Maarten De Moor
How to keep your cloud costs from spiralling out of control?
Thomas is CIO of Everything & Beyond Digital Inc, a fast growing organization with – as the name suggests – a very diverse array of activities. In light of the rapid expansion, most departments have been migrating to cloud under Thomas’ supervision. Why? For better scalability, more agile innovation and also to make digital collaboration more effortless.
About a year later, Thomas is faced with rising IT costs he did not anticipate.
Do you recognize the symptom in your IT activities, after your cloud migration? Then the diagnosis might be: cloud sprawl.
What is cloud sprawl?
Cloud sprawl is the emergence of unmanaged or over-scaled workloads running in a cloud environment. These problems are caused by a lack of management, strategy, and monitoring.
In the case of Everything & Beyond Digital Inc For instance, workloads in various departments are tested and moved around by eager developers. Subsequently, they are often unnecessarily left running. They therefore not only occupy space, but also cause vulnerabilities for security and data integrity.
How to prevent cloud sprawl?
1. Create and enforce a cloud strategy
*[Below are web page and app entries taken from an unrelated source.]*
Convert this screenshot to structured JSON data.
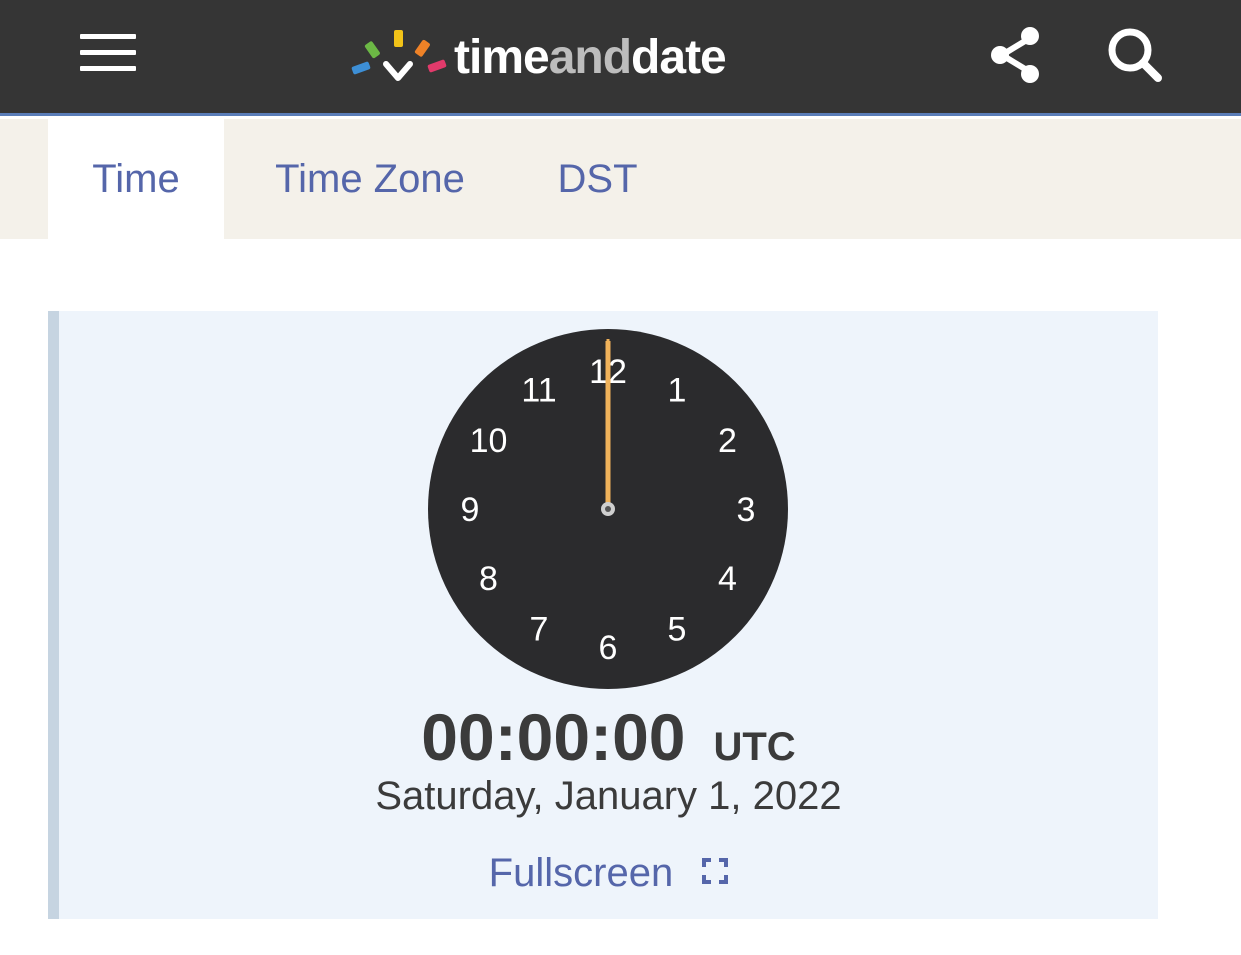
{
  "header": {
    "logo": {
      "text_main": "time",
      "text_dim": "and",
      "text_end": "date"
    },
    "icons": {
      "menu": "hamburger-menu-icon",
      "share": "share-icon",
      "search": "search-icon"
    },
    "colors": {
      "bar": "#353535",
      "accent_line": "#5a7db8"
    }
  },
  "tabs": [
    {
      "label": "Time",
      "active": true
    },
    {
      "label": "Time Zone",
      "active": false
    },
    {
      "label": "DST",
      "active": false
    }
  ],
  "clock": {
    "numerals": [
      "12",
      "1",
      "2",
      "3",
      "4",
      "5",
      "6",
      "7",
      "8",
      "9",
      "10",
      "11"
    ],
    "hands": {
      "hour": 0,
      "minute": 0,
      "second": 0
    },
    "colors": {
      "face": "#2b2b2d",
      "hand": "#f0b25a",
      "numerals": "#ffffff"
    },
    "time": "00:00:00",
    "zone": "UTC",
    "date": "Saturday, January 1, 2022",
    "fullscreen_label": "Fullscreen"
  }
}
Everything starts with a good strategy. You need to think about how you will implement cloud into your IT infrastructure. Will you use a full cloud or hybrid setup? Which workloads will you migrate to the cloud? Compliance and data protection regulations are often important drivers for your decisions. These decisions should be documented in your cloud strategy.
2. Educate your IT staff and developers about cloud
When you have migrated workloads to your cloud environment, it is up to your internal IT to maintain that environment. Therefore, it’s important that they master the basics of cloud, how they can access resources, which cloud-specific troubleshooting tools are available etc.
For developers, it’s also important to have a basic understanding of the cloud too. Cloud comes with some solutions (e.g. CI/CD, low-code…) that can enhance the way they work.
Not only IT staff and developers should be educated about cloud, but a basic understanding of cloud is also important for every employee of your company. In the end, they will use your IT infrastructure and applications. The way they access applications, files, and other company assets might change when you move to the cloud and adopt PaaS or SaaS solutions.
3. Use a cost management tool
Almost every cloud platform has its own cost management tool. Let’s take Azure cost management as an example. It’s a tool with a wide range of services to get insights into your Azure cost and usage, keep your budget under control and perform administrative tasks.
You can investigate the cloud usage of specific business departments, applications, resources etc. By assigning certain budgets and by enabling alerts, you will be aware of when your cost exceeds the provisioned budget. You even get forecasts on how the cost of your services will evolve over time. That allows you to take action before you exceed your budget. You get advisory recommendations on how you can save costs by identifying oversized or unused resources.
All these things allow you to keep your cloud cost under control and act if needed.
To wrap up: use a cloud migration framework for your journey to the cloud
Everything comes together in a cloud migration framework.
As we mentioned earlier, a cloud strategy is crucial in your cloud adoption journey and that’s why it’s part of Microsoft’s CAF. Aside from a good strategy, it’s important to prepare your people and bring them up to speed with cloud.
When you start your migration to the cloud, you don’t simply lift and shift everything to your cloud environment. You need to take a critical look at each server. If the application will eventually be phased out (and your current infrastructure allows it), it might be interesting to keep that workload running in your on-premises data center for a while.
Maybe there are applications that can be easily replaced by PaaS or SaaS solutions, resulting in relieving the administrative overhead of patching and updating the OS? Or maybe there are servers running on outdated operating systems? This may be the ideal occasion to reinstall your applications on a modern OS.
Bottom line: cloud is a continuous journey
The journey doesn’t end after the big wave of migrations. Post-migration, the innovative phase truly starts, because there are often still a lot of opportunities to shift to PaaS or SaaS solutions. To make sure your cloud environment remains in a healthy state, it should be governed, managed, and optimized.